[[ Records open ]]

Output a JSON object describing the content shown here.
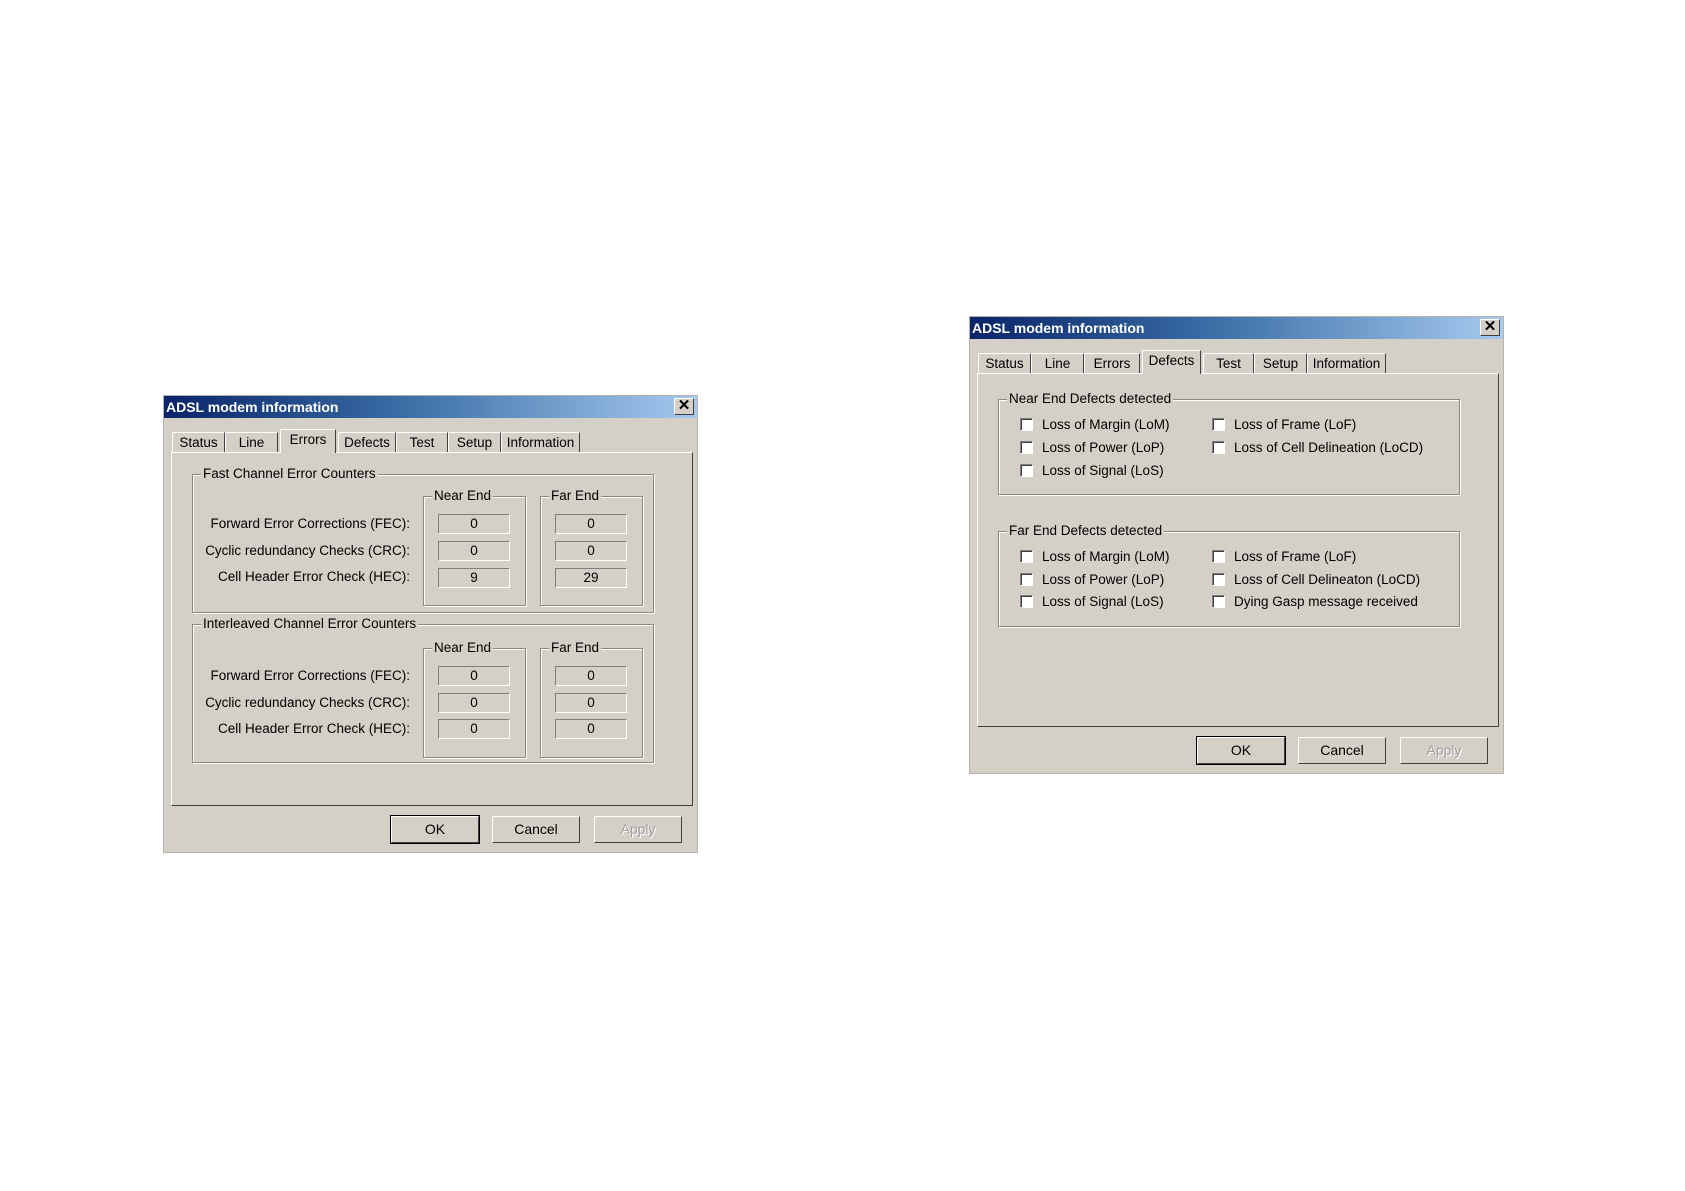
{
  "dialogs": [
    {
      "title": "ADSL modem information",
      "tabs": [
        "Status",
        "Line",
        "Errors",
        "Defects",
        "Test",
        "Setup",
        "Information"
      ],
      "active_tab": "Errors",
      "fast": {
        "title": "Fast Channel Error Counters",
        "near_end": "Near End",
        "far_end": "Far End",
        "rows": [
          {
            "label": "Forward Error Corrections (FEC):",
            "near": "0",
            "far": "0"
          },
          {
            "label": "Cyclic redundancy Checks (CRC):",
            "near": "0",
            "far": "0"
          },
          {
            "label": "Cell Header Error Check (HEC):",
            "near": "9",
            "far": "29"
          }
        ]
      },
      "interleaved": {
        "title": "Interleaved Channel Error Counters",
        "near_end": "Near End",
        "far_end": "Far End",
        "rows": [
          {
            "label": "Forward Error Corrections (FEC):",
            "near": "0",
            "far": "0"
          },
          {
            "label": "Cyclic redundancy Checks (CRC):",
            "near": "0",
            "far": "0"
          },
          {
            "label": "Cell Header Error Check (HEC):",
            "near": "0",
            "far": "0"
          }
        ]
      },
      "buttons": {
        "ok": "OK",
        "cancel": "Cancel",
        "apply": "Apply"
      }
    },
    {
      "title": "ADSL modem information",
      "tabs": [
        "Status",
        "Line",
        "Errors",
        "Defects",
        "Test",
        "Setup",
        "Information"
      ],
      "active_tab": "Defects",
      "near_defects": {
        "title": "Near End Defects detected",
        "items": [
          "Loss of Margin (LoM)",
          "Loss of Frame (LoF)",
          "Loss of Power (LoP)",
          "Loss of Cell Delineation  (LoCD)",
          "Loss of Signal (LoS)"
        ]
      },
      "far_defects": {
        "title": "Far End Defects detected",
        "items": [
          "Loss of Margin (LoM)",
          "Loss of Frame (LoF)",
          "Loss of Power (LoP)",
          "Loss of Cell Delineaton  (LoCD)",
          "Loss of Signal (LoS)",
          "Dying Gasp message received"
        ]
      },
      "buttons": {
        "ok": "OK",
        "cancel": "Cancel",
        "apply": "Apply"
      }
    }
  ]
}
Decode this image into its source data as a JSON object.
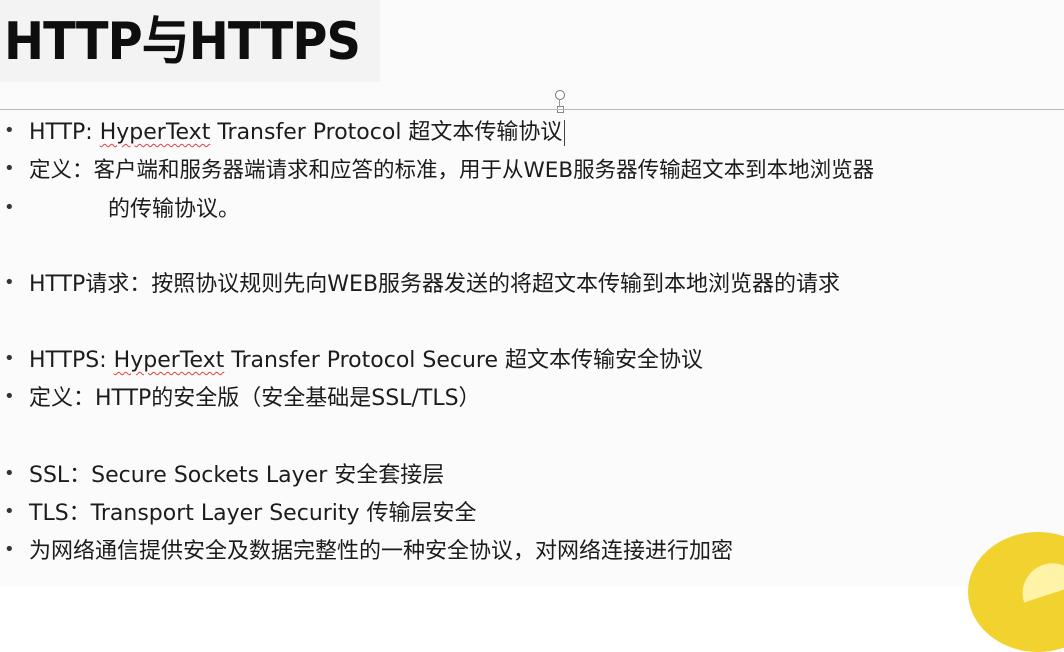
{
  "slide": {
    "title": "HTTP与HTTPS",
    "lines": [
      {
        "bullet": "•",
        "parts": [
          "HTTP: ",
          "HyperText",
          " Transfer Protocol 超文本传输协议"
        ]
      },
      {
        "bullet": "•",
        "text": "定义：客户端和服务器端请求和应答的标准，用于从WEB服务器传输超文本到本地浏览器"
      },
      {
        "bullet": "•",
        "text": "的传输协议。"
      },
      {
        "bullet": "•",
        "text": "HTTP请求：按照协议规则先向WEB服务器发送的将超文本传输到本地浏览器的请求"
      },
      {
        "bullet": "•",
        "parts": [
          "HTTPS:  ",
          "HyperText",
          " Transfer Protocol Secure 超文本传输安全协议"
        ]
      },
      {
        "bullet": "•",
        "text": "定义：HTTP的安全版（安全基础是SSL/TLS）"
      },
      {
        "bullet": "•",
        "text": "SSL：Secure Sockets Layer  安全套接层"
      },
      {
        "bullet": "•",
        "text": "TLS：Transport Layer Security 传输层安全"
      },
      {
        "bullet": "•",
        "text": "为网络通信提供安全及数据完整性的一种安全协议，对网络连接进行加密"
      }
    ]
  },
  "colors": {
    "background": "#fbfbfb",
    "title_bar": "#f3f3f3",
    "spell_underline": "#e04040",
    "corner_logo": "#f2d22e"
  }
}
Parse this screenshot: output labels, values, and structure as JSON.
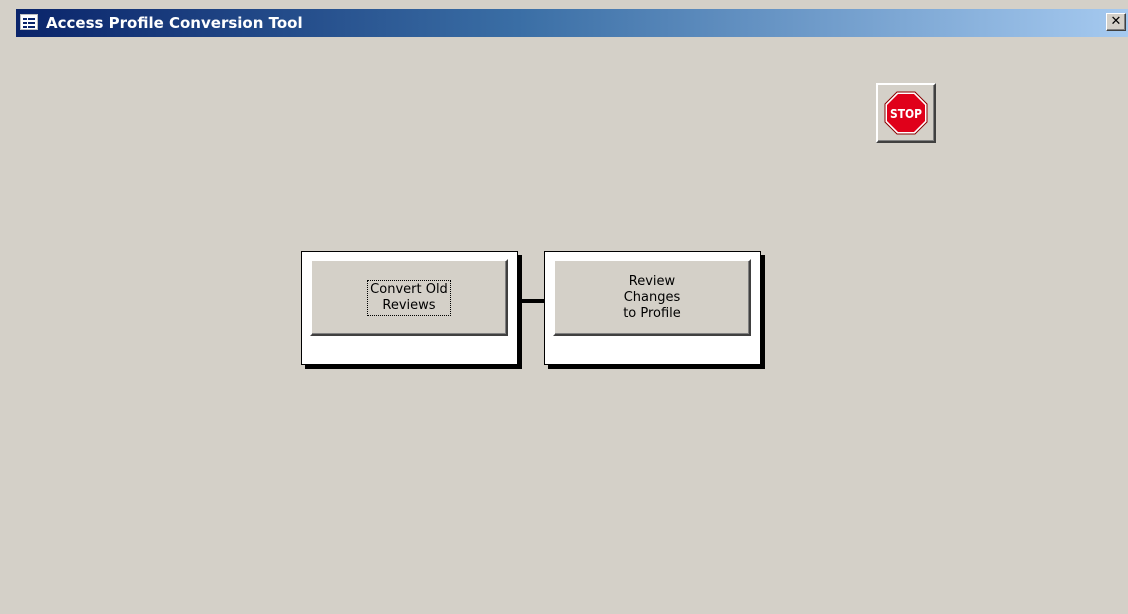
{
  "window": {
    "title": "Access Profile Conversion Tool",
    "close_label": "✕"
  },
  "toolbar": {
    "stop_label": "STOP"
  },
  "main": {
    "convert_button_label": "Convert Old\nReviews",
    "review_button_label": "Review\nChanges\nto Profile"
  },
  "colors": {
    "titlebar_start": "#0a246a",
    "titlebar_end": "#a6caf0",
    "window_background": "#d4d0c8",
    "stop_red": "#e0001a"
  },
  "icons": {
    "app": "form-icon",
    "close": "close-icon",
    "stop": "stop-sign-icon"
  }
}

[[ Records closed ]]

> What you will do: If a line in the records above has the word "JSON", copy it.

> Task answer:
Output a JSON object describing the content shown here.
Decode this image into its source data as a JSON object.
Parse this screenshot: output labels, values, and structure as JSON.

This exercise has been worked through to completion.